**What to do**: An exact copy of every record below is needed, with the pictures left out.

**Input material**:

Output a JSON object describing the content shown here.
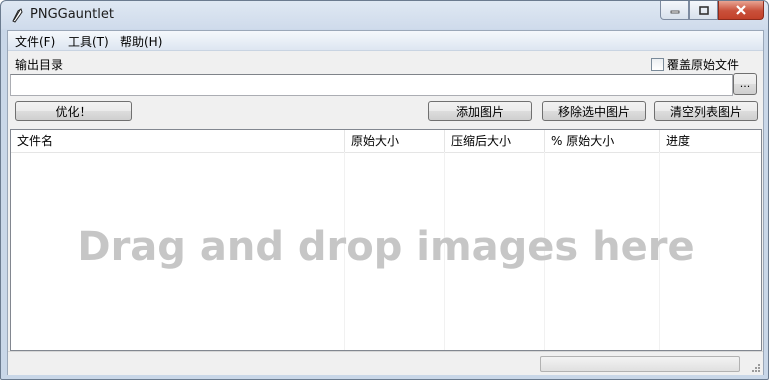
{
  "window": {
    "title": "PNGGauntlet",
    "icon": "pen-nib-icon",
    "controls": {
      "minimize": "minimize-icon",
      "maximize": "maximize-icon",
      "close": "close-icon"
    }
  },
  "menu": [
    {
      "label": "文件(F)"
    },
    {
      "label": "工具(T)"
    },
    {
      "label": "帮助(H)"
    }
  ],
  "output": {
    "label": "输出目录",
    "value": "",
    "browse_label": "...",
    "overwrite_label": "覆盖原始文件",
    "overwrite_checked": false
  },
  "actions": {
    "optimize": "优化！",
    "add": "添加图片",
    "remove": "移除选中图片",
    "clear": "清空列表图片"
  },
  "list": {
    "columns": [
      "文件名",
      "原始大小",
      "压缩后大小",
      "% 原始大小",
      "进度"
    ],
    "rows": [],
    "empty_hint": "Drag and drop images here"
  },
  "status": {
    "progress": 0
  },
  "colors": {
    "accent": "#cfdbeb",
    "close_button": "#c9503a",
    "watermark": "#c6c6c6"
  }
}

**The completed task**:
Output a JSON object describing the content shown here.
{
  "window": {
    "title": "PNGGauntlet",
    "icon": "pen-nib-icon",
    "controls": {
      "minimize": "minimize-icon",
      "maximize": "maximize-icon",
      "close": "close-icon"
    }
  },
  "menu": [
    {
      "label": "文件(F)"
    },
    {
      "label": "工具(T)"
    },
    {
      "label": "帮助(H)"
    }
  ],
  "output": {
    "label": "输出目录",
    "value": "",
    "browse_label": "...",
    "overwrite_label": "覆盖原始文件",
    "overwrite_checked": false
  },
  "actions": {
    "optimize": "优化！",
    "add": "添加图片",
    "remove": "移除选中图片",
    "clear": "清空列表图片"
  },
  "list": {
    "columns": [
      "文件名",
      "原始大小",
      "压缩后大小",
      "% 原始大小",
      "进度"
    ],
    "rows": [],
    "empty_hint": "Drag and drop images here"
  },
  "status": {
    "progress": 0
  },
  "colors": {
    "accent": "#cfdbeb",
    "close_button": "#c9503a",
    "watermark": "#c6c6c6"
  }
}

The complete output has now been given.